Native students also share a need for culturally sensitive, supportive, and affordable higher education, Atine said. Only 16 percent of American Indians and Alaska Natives age 25 and older have a bachelor’s degree, compared to 32 percent of the overall population, according to the most recent U.S. Census data.

Online programs can extend the reach of tribal colleges suffering from declining enrollment, Atine said. “Seventy percent of Native people do not live on reservations. We’ve pressed our presidents to keep that in mind as they make future plans.”

Tohono O’odham Community College’s Board of Trustees has charged it with continuing to offer online courses serving the nation and other Native students, as well as face-to-face classes for hundreds of students at the main campus and at a center in Phoenix. The college is planning a campaign to bring more students back to a main campus where they can enjoy free meals during the week and stargazing and storytelling at night — experiences that are hard to replicate online. —Katherine Mangan

Read Up

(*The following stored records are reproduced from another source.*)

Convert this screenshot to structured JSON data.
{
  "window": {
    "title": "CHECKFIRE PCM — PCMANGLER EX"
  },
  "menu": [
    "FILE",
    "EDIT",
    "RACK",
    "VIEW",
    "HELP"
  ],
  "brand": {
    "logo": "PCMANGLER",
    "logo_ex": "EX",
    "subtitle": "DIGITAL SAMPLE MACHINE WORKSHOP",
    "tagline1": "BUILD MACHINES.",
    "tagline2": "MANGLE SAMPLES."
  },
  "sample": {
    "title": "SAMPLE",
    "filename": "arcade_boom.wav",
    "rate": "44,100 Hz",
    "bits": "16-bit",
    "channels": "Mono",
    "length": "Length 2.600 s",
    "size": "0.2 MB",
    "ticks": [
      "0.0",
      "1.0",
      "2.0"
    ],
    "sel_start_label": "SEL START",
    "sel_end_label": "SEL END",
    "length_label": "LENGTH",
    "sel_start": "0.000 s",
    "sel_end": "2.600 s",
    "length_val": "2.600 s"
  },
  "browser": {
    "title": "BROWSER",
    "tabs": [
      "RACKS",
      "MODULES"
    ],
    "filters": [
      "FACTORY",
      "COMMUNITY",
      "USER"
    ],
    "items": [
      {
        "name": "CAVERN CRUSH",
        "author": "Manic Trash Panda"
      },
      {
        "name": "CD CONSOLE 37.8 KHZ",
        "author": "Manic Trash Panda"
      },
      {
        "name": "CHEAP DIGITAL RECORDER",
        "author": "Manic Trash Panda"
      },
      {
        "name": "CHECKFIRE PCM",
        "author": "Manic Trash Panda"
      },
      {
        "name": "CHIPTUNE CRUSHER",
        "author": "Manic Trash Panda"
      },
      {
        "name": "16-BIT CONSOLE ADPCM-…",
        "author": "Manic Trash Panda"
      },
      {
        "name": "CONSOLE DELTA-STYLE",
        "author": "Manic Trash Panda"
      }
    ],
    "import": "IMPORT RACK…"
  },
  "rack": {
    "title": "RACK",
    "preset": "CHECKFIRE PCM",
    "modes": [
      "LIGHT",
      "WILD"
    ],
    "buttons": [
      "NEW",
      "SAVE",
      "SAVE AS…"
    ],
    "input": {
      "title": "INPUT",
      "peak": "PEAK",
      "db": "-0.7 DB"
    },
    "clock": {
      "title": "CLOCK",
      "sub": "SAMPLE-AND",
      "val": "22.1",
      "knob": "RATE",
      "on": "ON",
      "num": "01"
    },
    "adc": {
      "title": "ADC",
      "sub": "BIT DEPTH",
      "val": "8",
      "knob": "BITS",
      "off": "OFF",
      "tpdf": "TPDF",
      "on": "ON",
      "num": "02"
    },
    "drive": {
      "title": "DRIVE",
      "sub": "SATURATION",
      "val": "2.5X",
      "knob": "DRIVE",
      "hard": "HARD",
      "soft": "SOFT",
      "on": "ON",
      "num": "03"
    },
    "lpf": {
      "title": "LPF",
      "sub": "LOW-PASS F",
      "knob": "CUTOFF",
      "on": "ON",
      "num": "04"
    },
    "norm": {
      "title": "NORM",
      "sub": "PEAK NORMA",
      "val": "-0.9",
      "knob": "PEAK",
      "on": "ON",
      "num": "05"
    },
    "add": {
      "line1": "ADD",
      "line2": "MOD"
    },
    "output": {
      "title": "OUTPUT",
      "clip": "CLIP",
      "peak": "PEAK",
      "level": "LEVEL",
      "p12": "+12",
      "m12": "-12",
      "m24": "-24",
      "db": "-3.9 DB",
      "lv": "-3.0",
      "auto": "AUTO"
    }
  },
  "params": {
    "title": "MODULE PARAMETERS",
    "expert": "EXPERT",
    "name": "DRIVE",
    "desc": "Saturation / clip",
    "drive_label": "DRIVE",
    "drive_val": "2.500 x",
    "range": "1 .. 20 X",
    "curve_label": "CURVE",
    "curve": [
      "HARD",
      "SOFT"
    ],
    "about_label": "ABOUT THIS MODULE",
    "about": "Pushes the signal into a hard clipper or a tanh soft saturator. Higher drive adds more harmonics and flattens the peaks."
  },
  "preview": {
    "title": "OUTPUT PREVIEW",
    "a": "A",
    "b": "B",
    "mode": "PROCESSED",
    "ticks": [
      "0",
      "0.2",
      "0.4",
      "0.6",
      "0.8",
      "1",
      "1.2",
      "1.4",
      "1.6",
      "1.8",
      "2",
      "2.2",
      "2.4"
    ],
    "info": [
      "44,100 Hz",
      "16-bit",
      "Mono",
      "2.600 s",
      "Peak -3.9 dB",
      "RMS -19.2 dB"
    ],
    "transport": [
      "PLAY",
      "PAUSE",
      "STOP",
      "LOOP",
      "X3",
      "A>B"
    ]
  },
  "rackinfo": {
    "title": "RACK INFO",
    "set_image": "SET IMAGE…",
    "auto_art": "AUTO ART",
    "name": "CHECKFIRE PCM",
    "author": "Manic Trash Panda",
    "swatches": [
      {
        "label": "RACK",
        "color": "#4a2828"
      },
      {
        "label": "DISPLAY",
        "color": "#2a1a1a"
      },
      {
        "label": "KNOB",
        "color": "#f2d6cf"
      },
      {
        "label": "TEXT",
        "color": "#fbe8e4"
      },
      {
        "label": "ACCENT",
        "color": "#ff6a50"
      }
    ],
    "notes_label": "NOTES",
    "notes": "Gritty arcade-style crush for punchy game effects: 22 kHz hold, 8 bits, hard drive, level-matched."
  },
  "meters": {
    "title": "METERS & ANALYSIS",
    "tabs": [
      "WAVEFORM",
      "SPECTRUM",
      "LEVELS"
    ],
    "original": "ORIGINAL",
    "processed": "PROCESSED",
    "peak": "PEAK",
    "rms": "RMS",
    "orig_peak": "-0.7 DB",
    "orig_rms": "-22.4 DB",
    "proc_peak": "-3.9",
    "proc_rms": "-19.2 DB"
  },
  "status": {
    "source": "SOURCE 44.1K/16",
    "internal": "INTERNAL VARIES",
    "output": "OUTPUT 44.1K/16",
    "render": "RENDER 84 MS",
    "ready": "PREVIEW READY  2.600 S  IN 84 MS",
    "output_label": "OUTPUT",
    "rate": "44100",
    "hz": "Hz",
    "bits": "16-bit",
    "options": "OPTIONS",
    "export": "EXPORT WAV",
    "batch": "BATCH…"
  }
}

  • Black-student enrollment at medical schools this fall was up by 21 percentfrom the previous year, according to the Association of American Medical Colleges. (The Atlanta Journal-Constitution)
  • After a security fence was erected around the White House in 2020, protesters advocating for racial justice hung up their signs on the fence. Now that the fence is gone, activists want to preserve the signs to archive them as historic artifacts. (The Washington Post)
  • For years, Herbie Husker, the University of Nebraska at Lincoln’s mascot, has held up the hand sign for “OK.” Recently, white-supremacy groups and internet tolls said the sign is a white-power sign. The universitychangedthe mascot’s hand sign. (Flatwater Free Press)
  • From earlier this month: Did you know that more than 1,700 congressmen enslaved Black people? Here’s a database that shows you which members of U.S. Congress were slaveowners. (The Washington Post)

—Fernanda